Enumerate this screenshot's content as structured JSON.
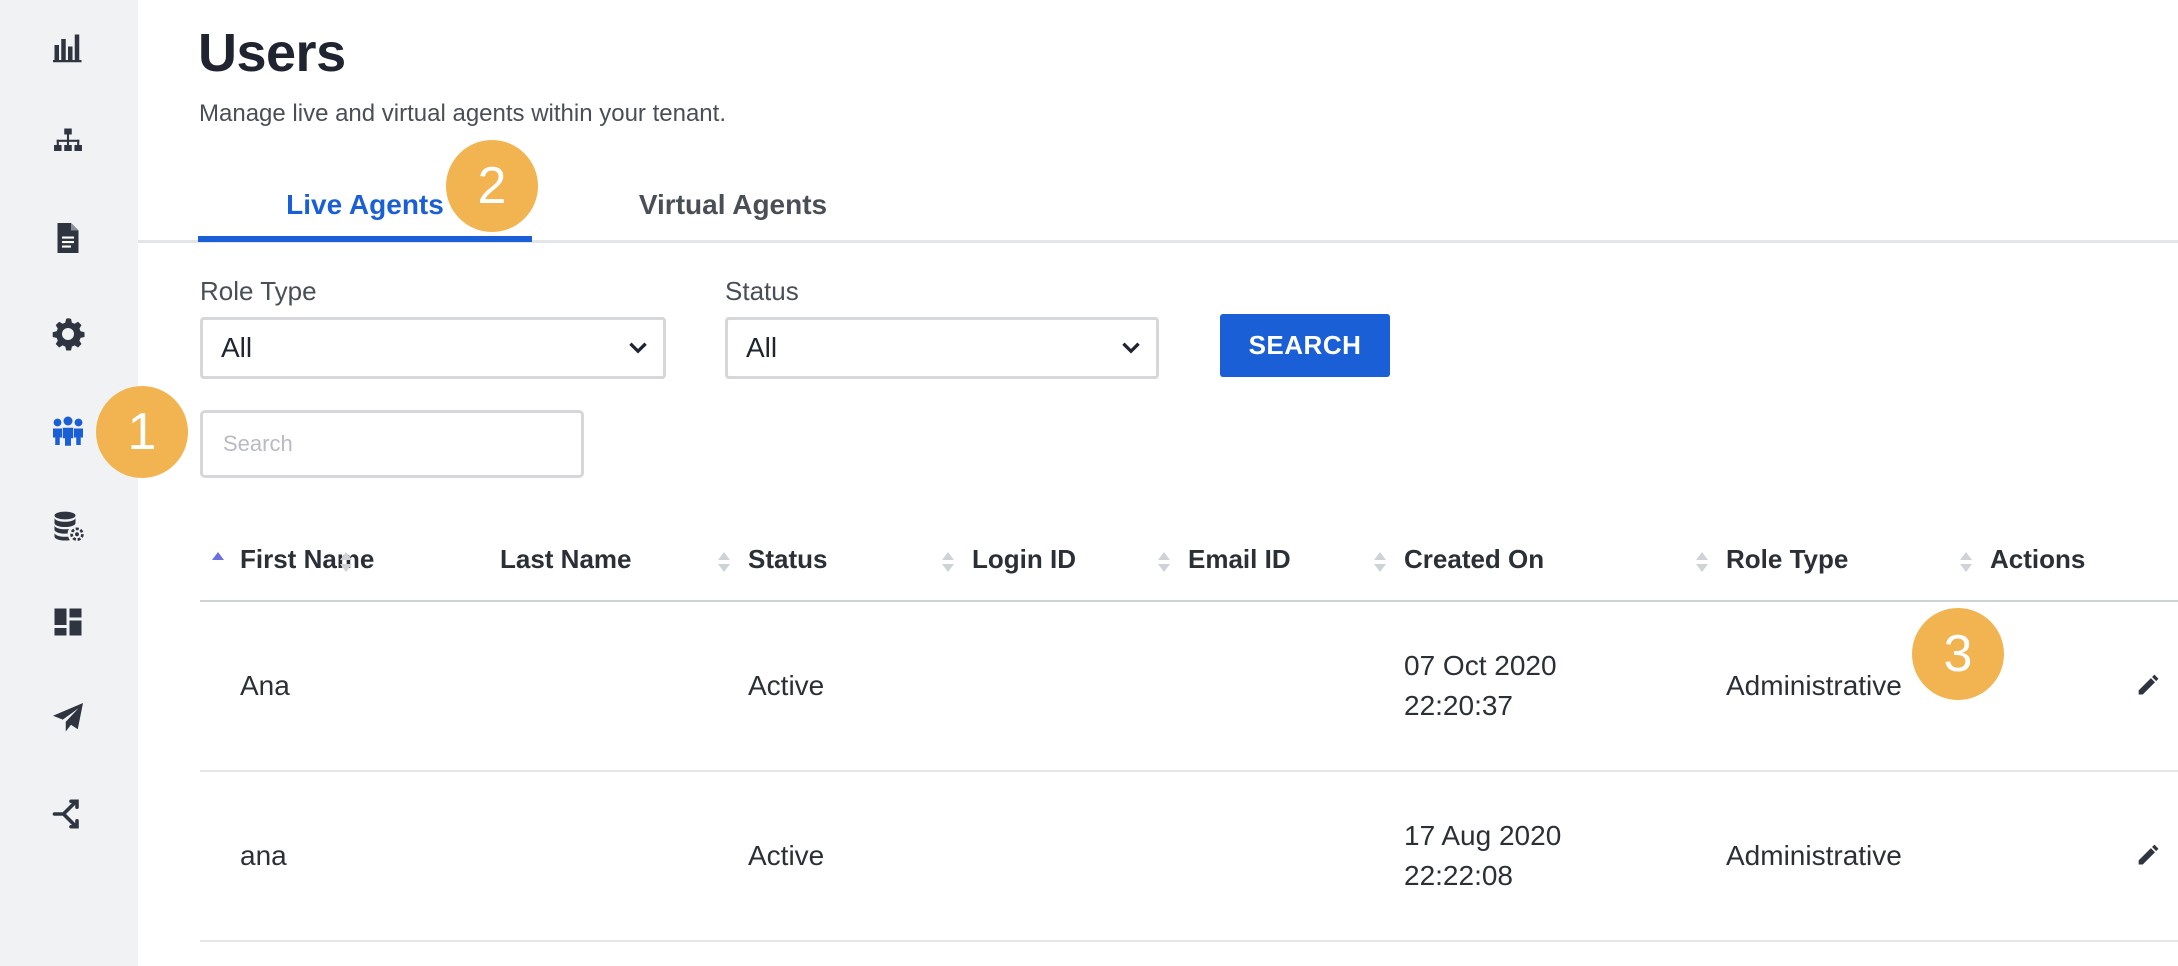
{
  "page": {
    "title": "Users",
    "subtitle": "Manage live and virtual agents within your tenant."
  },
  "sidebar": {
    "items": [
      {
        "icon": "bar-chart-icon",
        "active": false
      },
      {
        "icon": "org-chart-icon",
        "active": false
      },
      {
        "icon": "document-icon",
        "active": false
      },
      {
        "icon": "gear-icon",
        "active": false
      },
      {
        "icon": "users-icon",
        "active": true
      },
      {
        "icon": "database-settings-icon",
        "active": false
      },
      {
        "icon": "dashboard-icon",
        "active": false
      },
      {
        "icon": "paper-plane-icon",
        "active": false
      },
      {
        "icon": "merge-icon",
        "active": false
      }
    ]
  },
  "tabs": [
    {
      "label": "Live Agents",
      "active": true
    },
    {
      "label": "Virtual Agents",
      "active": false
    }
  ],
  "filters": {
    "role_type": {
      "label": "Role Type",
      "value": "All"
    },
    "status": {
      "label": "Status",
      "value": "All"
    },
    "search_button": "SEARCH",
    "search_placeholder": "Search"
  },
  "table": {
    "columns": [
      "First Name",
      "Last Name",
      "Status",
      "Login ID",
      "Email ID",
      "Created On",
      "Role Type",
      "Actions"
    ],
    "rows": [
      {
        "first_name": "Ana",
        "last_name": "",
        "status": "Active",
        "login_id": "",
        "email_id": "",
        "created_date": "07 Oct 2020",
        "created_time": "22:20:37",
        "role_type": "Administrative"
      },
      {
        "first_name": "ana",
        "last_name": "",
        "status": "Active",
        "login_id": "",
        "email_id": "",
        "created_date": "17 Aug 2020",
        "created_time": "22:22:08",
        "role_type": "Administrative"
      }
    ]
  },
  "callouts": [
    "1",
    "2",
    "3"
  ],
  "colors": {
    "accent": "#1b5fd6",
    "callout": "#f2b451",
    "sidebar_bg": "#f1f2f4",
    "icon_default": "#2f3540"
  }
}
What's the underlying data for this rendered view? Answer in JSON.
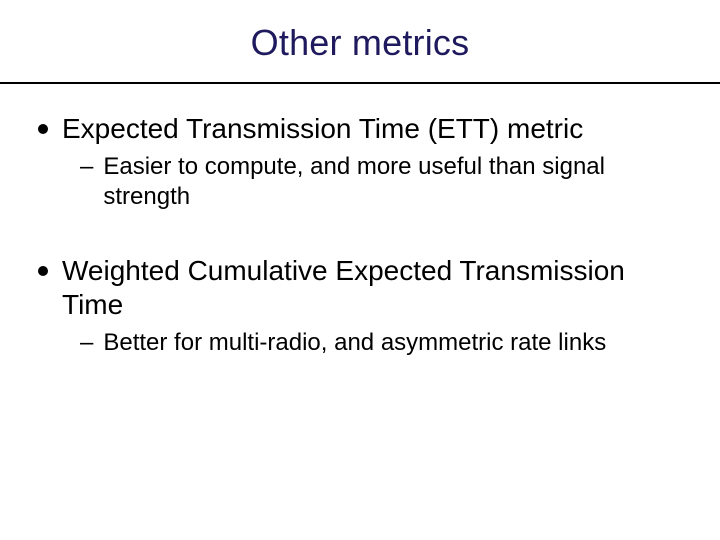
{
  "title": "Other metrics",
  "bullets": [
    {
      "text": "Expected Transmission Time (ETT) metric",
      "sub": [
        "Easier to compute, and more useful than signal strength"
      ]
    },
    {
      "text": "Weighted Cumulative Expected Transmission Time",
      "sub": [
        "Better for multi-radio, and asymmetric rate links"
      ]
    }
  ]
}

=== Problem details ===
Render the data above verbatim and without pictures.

=== Response to this task ===
Enumerate this screenshot's content as structured JSON.
{
  "page": {
    "title": "Users",
    "subtitle": "Manage live and virtual agents within your tenant."
  },
  "sidebar": {
    "items": [
      {
        "icon": "bar-chart-icon",
        "active": false
      },
      {
        "icon": "org-chart-icon",
        "active": false
      },
      {
        "icon": "document-icon",
        "active": false
      },
      {
        "icon": "gear-icon",
        "active": false
      },
      {
        "icon": "users-icon",
        "active": true
      },
      {
        "icon": "database-settings-icon",
        "active": false
      },
      {
        "icon": "dashboard-icon",
        "active": false
      },
      {
        "icon": "paper-plane-icon",
        "active": false
      },
      {
        "icon": "merge-icon",
        "active": false
      }
    ]
  },
  "tabs": [
    {
      "label": "Live Agents",
      "active": true
    },
    {
      "label": "Virtual Agents",
      "active": false
    }
  ],
  "filters": {
    "role_type": {
      "label": "Role Type",
      "value": "All"
    },
    "status": {
      "label": "Status",
      "value": "All"
    },
    "search_button": "SEARCH",
    "search_placeholder": "Search"
  },
  "table": {
    "columns": [
      "First Name",
      "Last Name",
      "Status",
      "Login ID",
      "Email ID",
      "Created On",
      "Role Type",
      "Actions"
    ],
    "rows": [
      {
        "first_name": "Ana",
        "last_name": "",
        "status": "Active",
        "login_id": "",
        "email_id": "",
        "created_date": "07 Oct 2020",
        "created_time": "22:20:37",
        "role_type": "Administrative"
      },
      {
        "first_name": "ana",
        "last_name": "",
        "status": "Active",
        "login_id": "",
        "email_id": "",
        "created_date": "17 Aug 2020",
        "created_time": "22:22:08",
        "role_type": "Administrative"
      }
    ]
  },
  "callouts": [
    "1",
    "2",
    "3"
  ],
  "colors": {
    "accent": "#1b5fd6",
    "callout": "#f2b451",
    "sidebar_bg": "#f1f2f4",
    "icon_default": "#2f3540"
  }
}
What's the underlying data for this rendered view? Answer in JSON.
{
  "title": "Other metrics",
  "bullets": [
    {
      "text": "Expected Transmission Time (ETT) metric",
      "sub": [
        "Easier to compute, and more useful than signal strength"
      ]
    },
    {
      "text": "Weighted Cumulative Expected Transmission Time",
      "sub": [
        "Better for multi-radio, and asymmetric rate links"
      ]
    }
  ]
}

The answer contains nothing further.